* Problem statement
Reproduce each line from the records that holds "nHeadline".

[Component data from apps and pages]
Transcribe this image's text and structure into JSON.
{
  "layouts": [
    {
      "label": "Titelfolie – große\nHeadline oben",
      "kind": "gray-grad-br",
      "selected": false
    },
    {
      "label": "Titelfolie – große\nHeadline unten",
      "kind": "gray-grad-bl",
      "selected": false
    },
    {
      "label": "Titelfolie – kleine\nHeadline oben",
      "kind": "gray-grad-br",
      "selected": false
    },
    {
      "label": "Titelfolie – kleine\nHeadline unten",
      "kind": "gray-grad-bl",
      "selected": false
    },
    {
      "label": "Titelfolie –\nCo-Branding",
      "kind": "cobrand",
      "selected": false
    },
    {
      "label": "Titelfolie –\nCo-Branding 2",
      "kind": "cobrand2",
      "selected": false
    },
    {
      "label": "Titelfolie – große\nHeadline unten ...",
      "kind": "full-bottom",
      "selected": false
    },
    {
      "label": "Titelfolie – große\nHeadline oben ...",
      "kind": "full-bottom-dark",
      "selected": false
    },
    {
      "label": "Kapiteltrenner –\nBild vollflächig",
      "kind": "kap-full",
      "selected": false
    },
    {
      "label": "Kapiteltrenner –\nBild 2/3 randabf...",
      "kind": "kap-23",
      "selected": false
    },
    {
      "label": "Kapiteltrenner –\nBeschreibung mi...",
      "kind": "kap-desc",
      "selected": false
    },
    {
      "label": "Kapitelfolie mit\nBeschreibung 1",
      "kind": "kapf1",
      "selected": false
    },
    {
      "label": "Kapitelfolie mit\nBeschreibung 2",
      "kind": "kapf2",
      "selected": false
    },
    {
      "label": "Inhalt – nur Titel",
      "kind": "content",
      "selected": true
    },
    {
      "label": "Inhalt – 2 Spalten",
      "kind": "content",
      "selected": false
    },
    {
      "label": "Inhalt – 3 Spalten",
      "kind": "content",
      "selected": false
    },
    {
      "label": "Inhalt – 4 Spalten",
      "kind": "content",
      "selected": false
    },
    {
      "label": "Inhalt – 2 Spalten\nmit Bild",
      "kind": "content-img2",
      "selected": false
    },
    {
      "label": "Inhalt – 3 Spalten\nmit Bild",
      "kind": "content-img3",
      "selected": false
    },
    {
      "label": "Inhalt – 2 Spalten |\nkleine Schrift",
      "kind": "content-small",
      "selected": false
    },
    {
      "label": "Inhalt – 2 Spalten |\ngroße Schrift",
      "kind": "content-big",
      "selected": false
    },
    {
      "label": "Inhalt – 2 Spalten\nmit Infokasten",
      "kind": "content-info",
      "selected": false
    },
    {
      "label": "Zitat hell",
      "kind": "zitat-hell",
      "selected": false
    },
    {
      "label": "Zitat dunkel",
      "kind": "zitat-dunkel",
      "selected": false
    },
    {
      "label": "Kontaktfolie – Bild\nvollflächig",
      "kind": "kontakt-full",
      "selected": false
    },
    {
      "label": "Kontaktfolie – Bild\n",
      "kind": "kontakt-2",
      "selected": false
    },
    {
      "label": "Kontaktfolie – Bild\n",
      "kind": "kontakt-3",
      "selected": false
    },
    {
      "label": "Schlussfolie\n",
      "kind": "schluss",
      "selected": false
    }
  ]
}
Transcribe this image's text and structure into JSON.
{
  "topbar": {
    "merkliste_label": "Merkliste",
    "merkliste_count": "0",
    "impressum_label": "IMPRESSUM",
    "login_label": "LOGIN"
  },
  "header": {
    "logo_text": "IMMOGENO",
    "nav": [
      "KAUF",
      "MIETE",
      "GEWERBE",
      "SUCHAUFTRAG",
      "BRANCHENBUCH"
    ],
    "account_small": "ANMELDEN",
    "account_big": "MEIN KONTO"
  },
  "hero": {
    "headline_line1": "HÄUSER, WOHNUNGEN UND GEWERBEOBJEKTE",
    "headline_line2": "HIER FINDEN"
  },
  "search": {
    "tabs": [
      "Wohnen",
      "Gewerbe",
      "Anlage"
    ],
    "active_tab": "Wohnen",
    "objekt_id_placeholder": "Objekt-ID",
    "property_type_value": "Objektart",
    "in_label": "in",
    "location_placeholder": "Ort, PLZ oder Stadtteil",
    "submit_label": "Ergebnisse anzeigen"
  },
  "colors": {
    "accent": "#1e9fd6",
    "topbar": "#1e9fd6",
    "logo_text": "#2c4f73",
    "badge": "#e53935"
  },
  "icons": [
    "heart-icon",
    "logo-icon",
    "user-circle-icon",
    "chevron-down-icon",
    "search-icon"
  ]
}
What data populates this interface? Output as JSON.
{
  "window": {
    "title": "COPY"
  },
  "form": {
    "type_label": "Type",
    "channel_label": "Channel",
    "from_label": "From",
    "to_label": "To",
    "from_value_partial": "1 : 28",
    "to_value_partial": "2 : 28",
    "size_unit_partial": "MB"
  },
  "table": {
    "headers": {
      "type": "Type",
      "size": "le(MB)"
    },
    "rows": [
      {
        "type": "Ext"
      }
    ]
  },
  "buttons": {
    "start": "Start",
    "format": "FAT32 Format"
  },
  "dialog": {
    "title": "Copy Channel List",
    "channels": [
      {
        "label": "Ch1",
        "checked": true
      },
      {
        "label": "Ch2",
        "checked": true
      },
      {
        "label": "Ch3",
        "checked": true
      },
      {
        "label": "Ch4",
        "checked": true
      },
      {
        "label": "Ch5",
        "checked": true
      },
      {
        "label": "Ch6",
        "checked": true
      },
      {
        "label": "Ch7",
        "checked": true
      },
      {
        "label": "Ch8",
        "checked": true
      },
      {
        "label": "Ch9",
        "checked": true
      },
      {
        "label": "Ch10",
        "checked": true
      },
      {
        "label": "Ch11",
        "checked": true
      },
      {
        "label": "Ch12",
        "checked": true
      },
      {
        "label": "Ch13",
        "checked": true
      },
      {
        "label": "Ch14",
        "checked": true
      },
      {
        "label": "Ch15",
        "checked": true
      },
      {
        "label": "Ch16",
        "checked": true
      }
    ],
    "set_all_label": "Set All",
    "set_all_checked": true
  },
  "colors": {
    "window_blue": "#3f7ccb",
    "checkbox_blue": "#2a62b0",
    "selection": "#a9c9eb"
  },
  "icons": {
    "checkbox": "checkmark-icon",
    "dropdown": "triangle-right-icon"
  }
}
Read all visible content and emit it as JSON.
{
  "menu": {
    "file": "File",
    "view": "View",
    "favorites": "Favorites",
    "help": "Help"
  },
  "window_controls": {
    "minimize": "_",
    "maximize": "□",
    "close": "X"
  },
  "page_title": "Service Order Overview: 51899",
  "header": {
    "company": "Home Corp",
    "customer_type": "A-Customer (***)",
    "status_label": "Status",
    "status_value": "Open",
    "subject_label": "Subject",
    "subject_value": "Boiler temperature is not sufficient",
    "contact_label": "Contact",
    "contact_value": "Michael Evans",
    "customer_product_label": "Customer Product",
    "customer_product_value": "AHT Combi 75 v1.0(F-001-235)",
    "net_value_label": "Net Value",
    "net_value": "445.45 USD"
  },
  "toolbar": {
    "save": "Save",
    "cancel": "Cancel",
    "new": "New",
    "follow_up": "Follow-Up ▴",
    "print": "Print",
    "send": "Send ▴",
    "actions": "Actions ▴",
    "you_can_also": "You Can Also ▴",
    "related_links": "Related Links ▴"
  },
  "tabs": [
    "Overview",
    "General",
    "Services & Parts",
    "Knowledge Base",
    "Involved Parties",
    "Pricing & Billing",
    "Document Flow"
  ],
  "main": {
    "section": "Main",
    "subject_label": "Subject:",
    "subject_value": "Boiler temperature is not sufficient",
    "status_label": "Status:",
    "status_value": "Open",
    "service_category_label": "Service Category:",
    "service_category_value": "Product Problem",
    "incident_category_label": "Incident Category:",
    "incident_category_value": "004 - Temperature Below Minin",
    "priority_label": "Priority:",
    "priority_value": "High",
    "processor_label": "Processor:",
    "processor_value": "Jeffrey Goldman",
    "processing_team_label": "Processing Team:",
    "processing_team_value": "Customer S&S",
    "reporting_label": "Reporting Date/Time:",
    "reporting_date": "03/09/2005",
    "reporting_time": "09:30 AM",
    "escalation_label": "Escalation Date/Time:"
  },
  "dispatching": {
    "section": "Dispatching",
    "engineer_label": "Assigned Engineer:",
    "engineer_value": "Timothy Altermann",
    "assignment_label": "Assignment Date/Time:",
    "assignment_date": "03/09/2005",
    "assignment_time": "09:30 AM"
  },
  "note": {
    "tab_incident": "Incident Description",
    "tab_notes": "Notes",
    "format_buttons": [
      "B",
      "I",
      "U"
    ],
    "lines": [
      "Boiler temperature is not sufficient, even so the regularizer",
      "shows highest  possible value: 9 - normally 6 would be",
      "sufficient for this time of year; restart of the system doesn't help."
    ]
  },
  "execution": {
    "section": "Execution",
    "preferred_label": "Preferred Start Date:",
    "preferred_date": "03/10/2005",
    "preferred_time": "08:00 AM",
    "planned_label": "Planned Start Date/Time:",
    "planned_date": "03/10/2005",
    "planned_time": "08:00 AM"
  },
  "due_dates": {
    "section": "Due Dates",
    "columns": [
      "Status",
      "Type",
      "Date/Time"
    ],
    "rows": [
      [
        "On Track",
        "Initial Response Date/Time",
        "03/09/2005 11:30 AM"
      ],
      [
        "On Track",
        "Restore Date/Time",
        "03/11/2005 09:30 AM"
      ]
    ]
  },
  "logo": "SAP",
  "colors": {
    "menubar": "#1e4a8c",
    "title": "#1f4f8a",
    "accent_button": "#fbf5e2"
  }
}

* Answer for the task
      "label": "Titelfolie – große\nHeadline oben",
      "label": "Titelfolie – große\nHeadline unten",
      "label": "Titelfolie – kleine\nHeadline oben",
      "label": "Titelfolie – kleine\nHeadline unten",
      "label": "Titelfolie – große\nHeadline unten ...",
      "label": "Titelfolie – große\nHeadline oben ...",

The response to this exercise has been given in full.